That’s when Grace got back into my … good graces, by deciding to turn around his ship and go save Rocky instead of returning to Earth. Going to save Rocky surely meant death because he can’t eat Eridian food and he doesn’t have enough human food left to make the journey all the way back to Earth once at 40 Eridani (the alien planet).
He became a hero! So, maybe Weir is a genius after all because he brought that dang arc WAY low to the ground so that when this moment comes to save Rocky (who is the opposite of Grace in terms of being funny, kind and optimistic), it really represents something profound and indeed heroic. I loved it. Well-done, sir.
I’m a sucker for stories like this. First, the fascinating science stuff. Sure, some of it goes over my head, but the general idea of other life being out there and being on the same page (relatively speaking) with us, is cool to consider.
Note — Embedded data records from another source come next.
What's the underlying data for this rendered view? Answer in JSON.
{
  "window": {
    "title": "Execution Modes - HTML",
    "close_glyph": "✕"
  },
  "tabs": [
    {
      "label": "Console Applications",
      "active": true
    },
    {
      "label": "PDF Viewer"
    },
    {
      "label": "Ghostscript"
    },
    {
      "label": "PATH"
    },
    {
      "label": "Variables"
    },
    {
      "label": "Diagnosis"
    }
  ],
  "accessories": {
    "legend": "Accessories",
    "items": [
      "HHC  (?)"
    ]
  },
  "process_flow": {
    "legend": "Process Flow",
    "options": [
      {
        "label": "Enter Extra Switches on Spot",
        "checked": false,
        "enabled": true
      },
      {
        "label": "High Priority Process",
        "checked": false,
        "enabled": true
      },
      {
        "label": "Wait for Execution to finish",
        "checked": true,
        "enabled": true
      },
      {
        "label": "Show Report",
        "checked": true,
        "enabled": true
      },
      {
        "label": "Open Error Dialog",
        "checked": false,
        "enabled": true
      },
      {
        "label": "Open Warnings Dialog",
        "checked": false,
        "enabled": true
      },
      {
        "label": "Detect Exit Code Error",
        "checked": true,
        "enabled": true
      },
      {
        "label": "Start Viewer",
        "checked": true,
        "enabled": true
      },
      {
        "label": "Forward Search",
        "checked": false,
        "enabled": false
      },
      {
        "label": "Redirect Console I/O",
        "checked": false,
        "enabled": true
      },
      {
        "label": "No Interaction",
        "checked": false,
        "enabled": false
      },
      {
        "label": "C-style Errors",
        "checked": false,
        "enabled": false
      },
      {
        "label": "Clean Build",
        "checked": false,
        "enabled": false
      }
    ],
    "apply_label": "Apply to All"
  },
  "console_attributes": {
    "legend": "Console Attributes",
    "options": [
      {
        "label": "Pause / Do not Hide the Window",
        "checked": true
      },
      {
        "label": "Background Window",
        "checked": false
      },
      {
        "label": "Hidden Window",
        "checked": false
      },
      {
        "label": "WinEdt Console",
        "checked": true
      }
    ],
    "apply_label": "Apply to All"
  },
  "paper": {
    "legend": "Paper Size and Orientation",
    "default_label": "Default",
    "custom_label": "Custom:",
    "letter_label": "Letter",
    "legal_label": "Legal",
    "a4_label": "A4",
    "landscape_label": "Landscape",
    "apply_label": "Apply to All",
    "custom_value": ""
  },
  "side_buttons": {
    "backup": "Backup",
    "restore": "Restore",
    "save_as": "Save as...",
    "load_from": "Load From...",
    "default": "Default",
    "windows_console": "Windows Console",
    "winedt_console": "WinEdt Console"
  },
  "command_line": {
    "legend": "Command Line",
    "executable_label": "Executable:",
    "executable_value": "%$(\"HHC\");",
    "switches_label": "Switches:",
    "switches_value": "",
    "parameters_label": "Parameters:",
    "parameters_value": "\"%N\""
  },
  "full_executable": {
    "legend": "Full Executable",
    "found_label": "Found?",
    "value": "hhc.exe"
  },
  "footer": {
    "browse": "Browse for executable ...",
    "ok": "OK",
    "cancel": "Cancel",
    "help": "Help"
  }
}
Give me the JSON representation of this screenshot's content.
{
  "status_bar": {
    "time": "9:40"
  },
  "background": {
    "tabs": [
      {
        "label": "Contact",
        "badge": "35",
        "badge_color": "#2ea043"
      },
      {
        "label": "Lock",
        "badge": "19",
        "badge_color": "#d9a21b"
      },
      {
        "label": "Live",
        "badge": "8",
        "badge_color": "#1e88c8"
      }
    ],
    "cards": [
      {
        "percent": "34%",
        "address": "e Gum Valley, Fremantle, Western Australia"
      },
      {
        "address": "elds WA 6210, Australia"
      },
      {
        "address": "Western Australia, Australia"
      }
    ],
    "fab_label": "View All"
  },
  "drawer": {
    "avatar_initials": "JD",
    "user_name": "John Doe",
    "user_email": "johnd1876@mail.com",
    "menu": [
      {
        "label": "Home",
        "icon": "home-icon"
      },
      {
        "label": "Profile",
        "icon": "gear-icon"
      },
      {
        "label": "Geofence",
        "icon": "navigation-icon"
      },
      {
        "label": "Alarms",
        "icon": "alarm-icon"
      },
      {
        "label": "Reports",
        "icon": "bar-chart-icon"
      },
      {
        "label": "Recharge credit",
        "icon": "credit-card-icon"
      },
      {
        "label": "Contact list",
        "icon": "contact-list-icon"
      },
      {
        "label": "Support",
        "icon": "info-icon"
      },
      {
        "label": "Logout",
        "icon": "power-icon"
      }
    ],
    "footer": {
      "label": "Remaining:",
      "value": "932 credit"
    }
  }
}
And it’s also scary to consider that there could also be a space invader at the molecular level that could come through and destroy (or try to) us.
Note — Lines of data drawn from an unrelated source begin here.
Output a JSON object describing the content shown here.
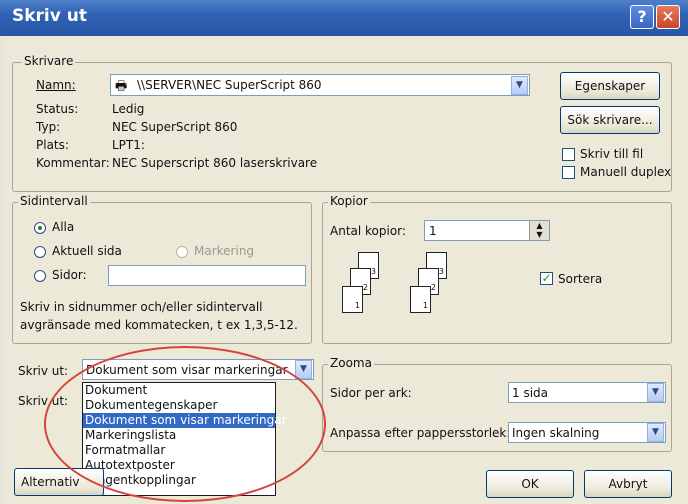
{
  "window": {
    "title": "Skriv ut"
  },
  "printer": {
    "group_label": "Skrivare",
    "name_label": "Namn:",
    "name_value": "\\\\SERVER\\NEC SuperScript 860",
    "status_label": "Status:",
    "status_value": "Ledig",
    "type_label": "Typ:",
    "type_value": "NEC SuperScript 860",
    "location_label": "Plats:",
    "location_value": "LPT1:",
    "comment_label": "Kommentar:",
    "comment_value": "NEC Superscript 860 laserskrivare",
    "properties_button": "Egenskaper",
    "find_printer_button": "Sök skrivare...",
    "print_to_file_label": "Skriv till fil",
    "manual_duplex_label": "Manuell duplex"
  },
  "page_range": {
    "group_label": "Sidintervall",
    "all_label": "Alla",
    "current_page_label": "Aktuell sida",
    "selection_label": "Markering",
    "pages_label": "Sidor:",
    "pages_value": "",
    "help_text_line1": "Skriv in sidnummer och/eller sidintervall",
    "help_text_line2": "avgränsade med kommatecken, t ex 1,3,5-12.",
    "selected": "Alla"
  },
  "copies": {
    "group_label": "Kopior",
    "count_label": "Antal kopior:",
    "count_value": "1",
    "collate_label": "Sortera",
    "collate_checked": true,
    "page_numbers": [
      "3",
      "2",
      "1"
    ]
  },
  "print_what": {
    "label": "Skriv ut:",
    "value": "Dokument som visar markeringar",
    "options": [
      "Dokument",
      "Dokumentegenskaper",
      "Dokument som visar markeringar",
      "Markeringslista",
      "Formatmallar",
      "Autotextposter",
      "Tangentkopplingar"
    ],
    "selected_index": 2
  },
  "print_range2": {
    "label": "Skriv ut:"
  },
  "zoom": {
    "group_label": "Zooma",
    "pages_per_sheet_label": "Sidor per ark:",
    "pages_per_sheet_value": "1 sida",
    "scale_label": "Anpassa efter pappersstorlek:",
    "scale_value": "Ingen skalning"
  },
  "footer": {
    "options_button": "Alternativ",
    "ok_button": "OK",
    "cancel_button": "Avbryt"
  },
  "colors": {
    "title_bar": "#2f62b3",
    "highlight": "#316ac5",
    "annotation_oval": "#d2453d"
  }
}
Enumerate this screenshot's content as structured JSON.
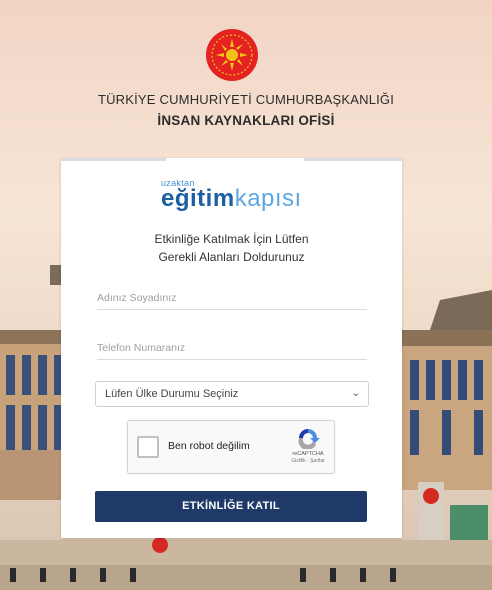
{
  "header": {
    "org_line1": "TÜRKİYE CUMHURİYETİ CUMHURBAŞKANLIĞI",
    "org_line2": "İNSAN KAYNAKLARI OFİSİ"
  },
  "logo": {
    "small": "uzaktan",
    "bold": "eğitim",
    "light": "kapısı"
  },
  "form": {
    "instruction_line1": "Etkinliğe Katılmak İçin Lütfen",
    "instruction_line2": "Gerekli Alanları Doldurunuz",
    "name_placeholder": "Adınız Soyadınız",
    "phone_placeholder": "Telefon Numaranız",
    "country_select": "Lüfen Ülke Durumu Seçiniz",
    "submit_label": "ETKİNLİĞE KATIL"
  },
  "recaptcha": {
    "label": "Ben robot değilim",
    "brand": "reCAPTCHA",
    "links": "Gizlilik - Şartlar"
  },
  "colors": {
    "button_bg": "#1f3a68",
    "emblem_red": "#e32221",
    "emblem_gold": "#f2c21b"
  },
  "icons": {
    "emblem": "presidential-seal-icon",
    "select_chevron": "chevron-down-icon",
    "recaptcha": "recaptcha-icon"
  }
}
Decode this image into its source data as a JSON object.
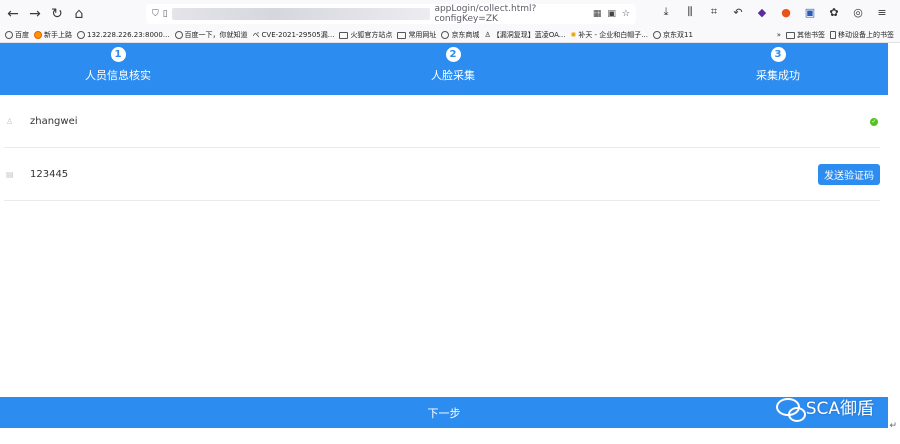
{
  "browser": {
    "url_text": "appLogin/collect.html?configKey=ZK",
    "bookmarks": [
      "百度",
      "新手上路",
      "132.228.226.23:8000...",
      "百度一下，你就知道",
      "CVE-2021-29505漏...",
      "火狐官方站点",
      "常用网址",
      "京东商城",
      "【漏洞复现】蓝凌OA...",
      "补天 - 企业和白帽子...",
      "京东双11"
    ],
    "other_bookmarks": "其他书签",
    "mobile_bookmarks": "移动设备上的书签"
  },
  "steps": [
    {
      "number": "1",
      "label": "人员信息核实"
    },
    {
      "number": "2",
      "label": "人脸采集"
    },
    {
      "number": "3",
      "label": "采集成功"
    }
  ],
  "form": {
    "username": "zhangwei",
    "code_value": "123445",
    "send_code_label": "发送验证码"
  },
  "next_label": "下一步",
  "watermark": "SCA御盾",
  "colors": {
    "accent": "#2d8cf0",
    "success": "#52c41a"
  }
}
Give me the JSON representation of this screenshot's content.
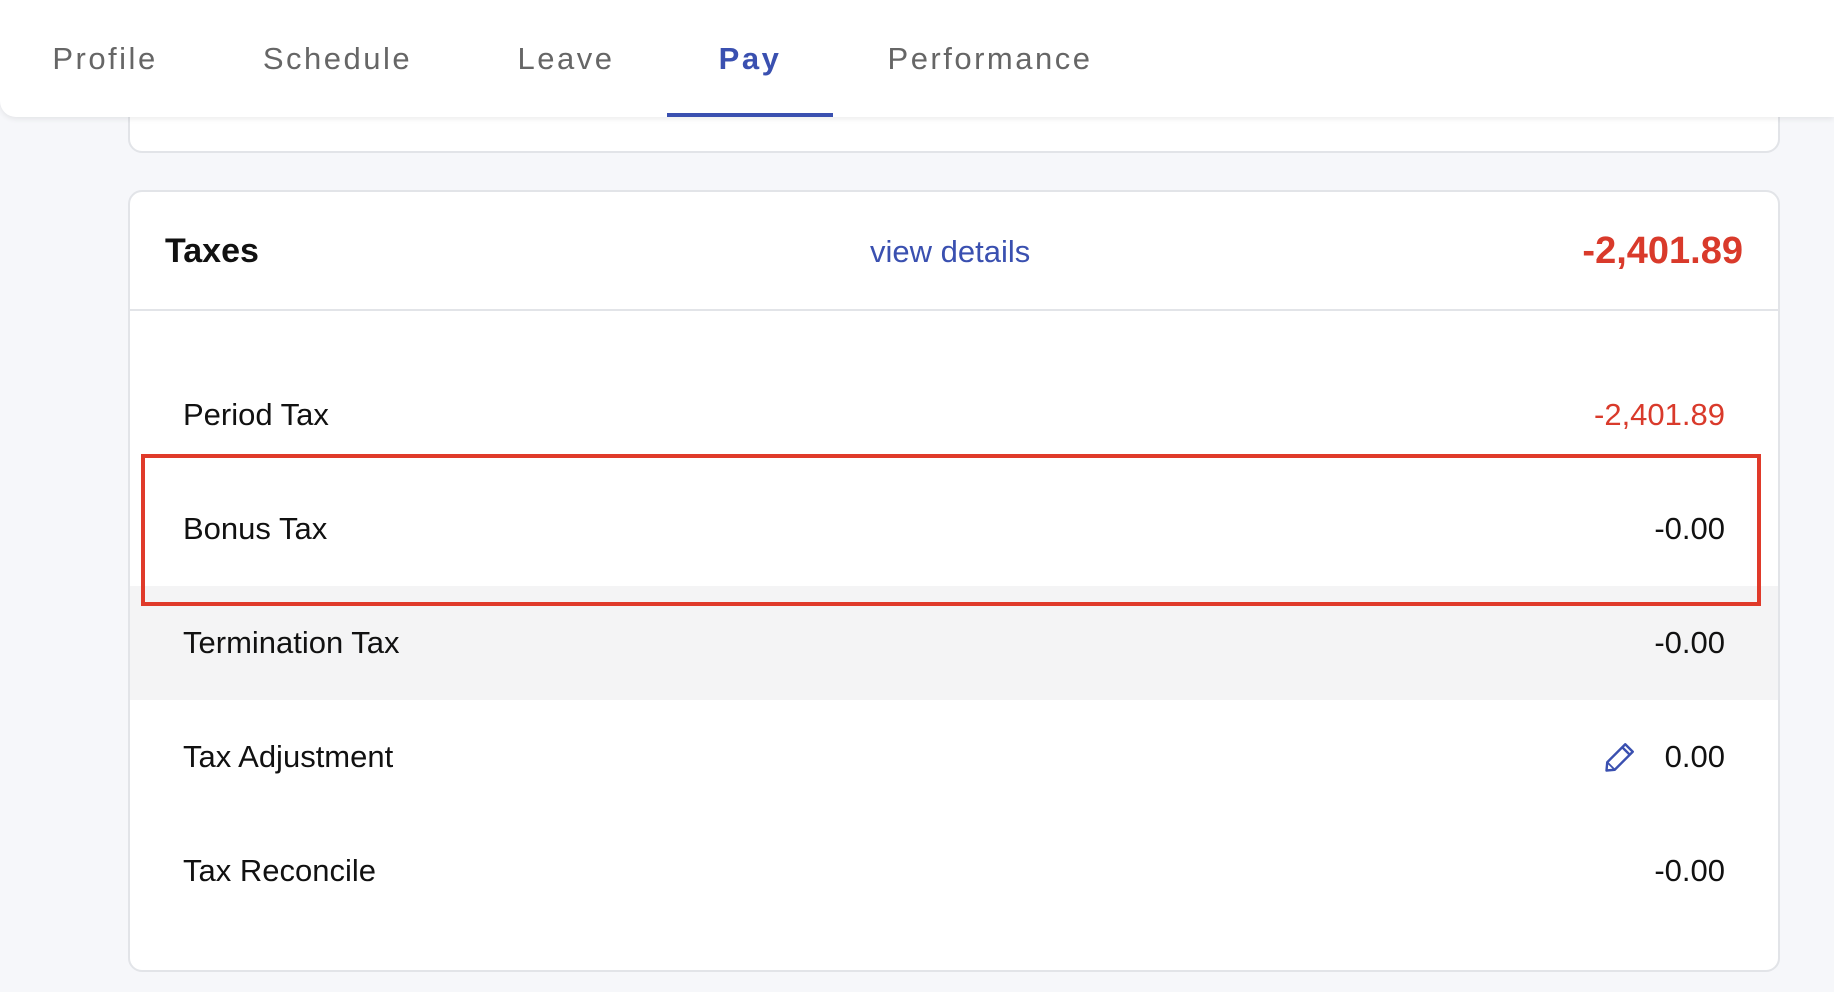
{
  "tabs": [
    {
      "label": "Profile",
      "active": false
    },
    {
      "label": "Schedule",
      "active": false
    },
    {
      "label": "Leave",
      "active": false
    },
    {
      "label": "Pay",
      "active": true
    },
    {
      "label": "Performance",
      "active": false
    }
  ],
  "taxes": {
    "title": "Taxes",
    "view_details_label": "view details",
    "total": "-2,401.89",
    "rows": [
      {
        "label": "Period Tax",
        "value": "-2,401.89",
        "negative_color": true
      },
      {
        "label": "Bonus Tax",
        "value": "-0.00"
      },
      {
        "label": "Termination Tax",
        "value": "-0.00"
      },
      {
        "label": "Tax Adjustment",
        "value": "0.00",
        "editable": true
      },
      {
        "label": "Tax Reconcile",
        "value": "-0.00"
      }
    ]
  },
  "colors": {
    "accent": "#3a50b0",
    "negative": "#d93a2b",
    "highlight": "#e03a2a"
  },
  "icons": {
    "tax_adjustment_edit": "pencil-icon"
  }
}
I like to think that humans, as Grace comes to think, are more resilient than that. That we can adapt. After all, the most renewable resource we have is our human ingenuity. It built the Hail Mary. It sent humans 12 light years away. And it stopped an alien microbe from eating our sun.
So, really, Stratt is the true hero of the book. She’s a genius. She also makes a great point that Grace, during his whiny phase, shrugs off, that for most of human history before the Industrial Revolution, human life was awful because everything was geared toward harvesting, producing, storing, disseminating and so on, food. Food was everything.
Imagine a life and a world where your every waking moment isn’t consumed by how you’re going to get your next meal. Welcome to the last 200-some years of civilization and what made much of space travel itself possible at all.
But I also loved the book for its real human (and uh, alien) relationship between Grace and Rocky. That Grace, for all his other faults, wasn’t scared or suspicious or hostile to Rocky. And that Weir didn’t make Rocky a hostile alien or swerve us later that Rocky was secretly undermining Grace (I was worried that would happen). Nope. Just two people trying to save their respective planets. I loved it.
I want to know more about Eridian culture, though! Yeah, their biology was interesting, but that’s like learning about human biology (which Rocky rightly pointed out is weird. The interesting stuff about humans is all in our culture and our norms. I imagine the same is true of Eridians.
If you liked The Martian (I haven’t read his second novel, but I plan to now!), I think you’ll like this one because it’s more of the same, but with higher stakes and more alien intrigue. If you just like science fiction, then this one is a no-brainer. And if you’re iffy on science fiction, then I’m not sure you’d like this because it gets pretty heavy on science-y stuff, but I still think it’s intriguing!